As a general rule, transparency in government is a good thing — and that includes public disclosure of how the state's economic development dollars are being spent.
That's especially true when governors such as Connecticut's Dannel P. Malloy are aggressive in offering incentives. We support Mr. Malloy's efforts such as Next Five to promote growth and create jobs. But all efforts should be monitored — to see what works and what doesn't — and open to the public.
This is an issue that's been fought over for decades. Last year, majority Democrats tried and failed to block public access to tax breaks and other state benefits to private businesses.
This year's skirmish involves a bill supported by state Comptroller Kevin Lembo that would establish, among other things, a publicly accessible online database for all state tax credits and economic assistance programs.
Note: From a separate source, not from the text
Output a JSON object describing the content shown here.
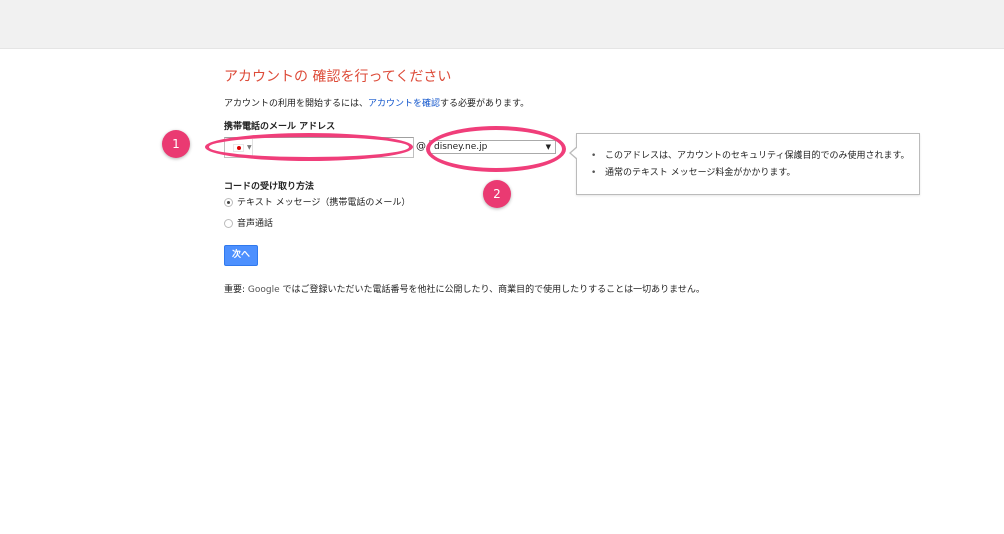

Mr. Lembo, a champion of transparency, believes taxpayers have a right to know who gets how much assistance, its purpose, its promises in terms of jobs and economic impact and the actual results. He's right. "In this environment, we must make every effort to ensure that the dollars we spend, or forego, in an effort to generate greater economic output are well spent," the comptroller said in written testimony to the legislature's Finance Committee.
Taxpayers should understand, of course, that state economic development offices need to take risks if they are to land job-creating enterprises. There are bound to be failures.
This is not a game any governor wants to play in these tough economic times — giving companies tax breaks, state loans and grants to lure new businesses and keep existing ones from leaving. But it's the game being played by other states, and Connecticut has to be in it, for the sake of jobs.
Transparency ought to cut down on the chances of patently bad bets.Copyright © 2015, The Baltimore Sun